The California Highway Patrol released new details on the deadly limo fire that killed five women on the San Mateo Bridge in May. Terry McSweeney reports.
The deadly limousine fire that killed five women on the San Mateo Bridge in May "was accidental in nature," the California Highway Patrol announced Monday. Officials announced no criminal charges will be filed.
CHP held a news conference to release the results of its formal investigation, including how the fire started and whether any laws were broken. CHP Captain Mike Maskarich said the fire was the result of a "catastrophic failure of the rear suspension system."
The San Mateo County District Attorney Steve Wagstaffe said there was no basis for filing criminal charges. "This is a tragedy that is not a crime," Wagstaffe said.
Five women, including the bride-to-be, were killed May 4 when the 1999 Lincoln Town Car they were riding in on their way to a bridal party burst into flames. Four of the nine women inside the limo survived. Most were mothers and nurses in the East Bay.
“The failure of the suspension system…allowed the drive shaft to contact the floor board,” Foster City Fire Chief Michael Keefe said. “The heat and possible sparks generated from the friction from the rotation drive shaft and the underside of the floor plan beneath the leading edge of the rear seat ignited the materials covering the floorboard.”
Smoke and fire blocked access to rear doors, leaving the passengers a small pass-through into the driver’s compartment as the only escape option, Keefe said.
Dramatic recordings of 911 calls at the scene of the fire reveal desperate pleas for help outside the burning vehicle.
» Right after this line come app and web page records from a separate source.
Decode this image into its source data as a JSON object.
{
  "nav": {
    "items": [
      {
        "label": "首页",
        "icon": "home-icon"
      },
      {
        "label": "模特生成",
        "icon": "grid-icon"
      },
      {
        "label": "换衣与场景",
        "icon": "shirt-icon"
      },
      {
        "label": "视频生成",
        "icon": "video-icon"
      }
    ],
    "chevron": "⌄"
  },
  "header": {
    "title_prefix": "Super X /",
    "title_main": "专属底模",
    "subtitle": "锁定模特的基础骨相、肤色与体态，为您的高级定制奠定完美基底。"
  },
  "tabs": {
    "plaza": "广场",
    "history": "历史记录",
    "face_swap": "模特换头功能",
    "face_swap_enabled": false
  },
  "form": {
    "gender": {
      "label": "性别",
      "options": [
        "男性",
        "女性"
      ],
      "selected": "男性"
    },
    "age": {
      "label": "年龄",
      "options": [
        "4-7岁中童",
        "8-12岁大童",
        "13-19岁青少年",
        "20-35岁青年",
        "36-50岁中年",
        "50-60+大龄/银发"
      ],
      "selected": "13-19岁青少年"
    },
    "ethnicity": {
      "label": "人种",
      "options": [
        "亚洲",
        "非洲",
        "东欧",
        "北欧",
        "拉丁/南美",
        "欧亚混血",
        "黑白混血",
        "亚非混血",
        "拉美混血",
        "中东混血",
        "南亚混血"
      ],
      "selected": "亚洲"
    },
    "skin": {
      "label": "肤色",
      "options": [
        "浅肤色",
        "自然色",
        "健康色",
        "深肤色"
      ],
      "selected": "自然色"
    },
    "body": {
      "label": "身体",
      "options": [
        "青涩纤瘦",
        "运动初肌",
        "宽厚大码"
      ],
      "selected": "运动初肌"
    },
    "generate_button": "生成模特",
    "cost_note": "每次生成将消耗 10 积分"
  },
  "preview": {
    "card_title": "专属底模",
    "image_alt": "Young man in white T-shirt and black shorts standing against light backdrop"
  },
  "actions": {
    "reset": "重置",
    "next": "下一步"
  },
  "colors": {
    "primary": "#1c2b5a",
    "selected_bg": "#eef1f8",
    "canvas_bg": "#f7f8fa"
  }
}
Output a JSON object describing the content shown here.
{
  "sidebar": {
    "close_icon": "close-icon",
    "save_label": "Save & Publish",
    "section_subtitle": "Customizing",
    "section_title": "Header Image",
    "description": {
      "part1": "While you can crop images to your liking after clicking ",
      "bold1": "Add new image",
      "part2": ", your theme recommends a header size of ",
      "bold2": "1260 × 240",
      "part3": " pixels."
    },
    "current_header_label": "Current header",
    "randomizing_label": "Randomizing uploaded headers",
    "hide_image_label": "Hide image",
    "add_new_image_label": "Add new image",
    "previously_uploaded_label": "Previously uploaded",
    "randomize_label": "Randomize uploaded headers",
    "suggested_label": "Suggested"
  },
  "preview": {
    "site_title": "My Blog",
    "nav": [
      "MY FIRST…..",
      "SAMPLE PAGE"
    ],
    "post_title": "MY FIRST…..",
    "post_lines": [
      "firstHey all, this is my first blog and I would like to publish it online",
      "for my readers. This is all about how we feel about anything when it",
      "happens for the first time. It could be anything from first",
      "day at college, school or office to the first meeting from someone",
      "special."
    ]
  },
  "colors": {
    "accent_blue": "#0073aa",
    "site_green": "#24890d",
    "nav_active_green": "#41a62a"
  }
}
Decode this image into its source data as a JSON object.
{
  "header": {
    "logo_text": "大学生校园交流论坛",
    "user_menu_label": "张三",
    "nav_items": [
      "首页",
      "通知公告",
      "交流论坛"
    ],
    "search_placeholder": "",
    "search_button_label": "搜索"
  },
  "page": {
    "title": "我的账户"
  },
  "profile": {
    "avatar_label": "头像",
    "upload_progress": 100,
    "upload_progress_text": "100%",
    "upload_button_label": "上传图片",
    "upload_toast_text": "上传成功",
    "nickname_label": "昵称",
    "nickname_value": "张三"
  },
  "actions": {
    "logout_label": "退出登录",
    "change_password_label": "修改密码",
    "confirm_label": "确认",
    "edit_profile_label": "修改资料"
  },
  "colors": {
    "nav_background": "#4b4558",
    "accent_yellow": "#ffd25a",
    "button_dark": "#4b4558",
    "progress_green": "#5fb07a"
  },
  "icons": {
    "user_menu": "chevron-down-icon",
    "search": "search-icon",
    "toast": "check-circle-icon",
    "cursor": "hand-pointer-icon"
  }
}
"We need help on the San Mateo Bridge!" cried a female voice at 10:07 p.m. on May 4 in the first of more than a dozen emergency calls about the fire that were released Monday by the California Highway Patrol. "Oh my God, oh my God. I cannot open the door!"
A male voice then yelled, "Get out, get out, get out!"
Three days after the crash, the CHP announced that the limo was authorized to carry eight passengers, not nine, and that the company, Limo Stop, could be fined by the California Public Utilities Commission. Officials announced Monday the company will face a $7,500 citation for operating with too many passengers.
The five women killed were among nine passengers in the limousine celebrating the wedding of Neriza Fojas, 31, of Monterey.
Killed in the fire were Fojas; Jennifer Balon, 39, of Dublin; Anna Alcantara, 46, of San Lorenzo; Michelle Estrera, 35, of Fresno; and Felomina Geronga, 43, of Alameda.
San Mateo Coroner Robert Foucrault said all five died of smoke inhalation and their deaths have been ruled accidental.
Those who survived the fire are Jasmin Deguia, 34, of San Jose; Mary Guardiano, 42, of Alameda; Nelia Arellano, 36, of Oakland; and Amalia Loyola, 48, of San Leandro.
Eight of the nine women in the limo were current or former employees at the Fruitvale Health Care Center in Oakland.
Orville Brown was driving the limo and became the focus of the investigation after his estranged wife claimed the two were arguing on a cell phone while he was driving as the fire erupted. Maskarich disputed those allegations Monday, saying Brown was not on his cell phone in the moments leading up to the fire.
In July, Rachel Hernandez-Brown told NBC Bay Area in an on-camera interview, that she was in a volatile relationship with Brown and had been arguing with him on the phone just minutes before the limo burst into flames. The couple had split up a month before the fire, she said, and the day of the fire, police were called to break up an argument between the two.
"They were beautiful ladies," Orville Brown told NBC Bay Area in May after the tragedy. He said he did not understand at first what was going on when one of the women yelled "Smoke." He thought at first that the women wanted a cigarette.
He said only when he understood the gravity of the situation was when he he pulled over and got on the phone - only to call for help.
Bay City News contributed to this report.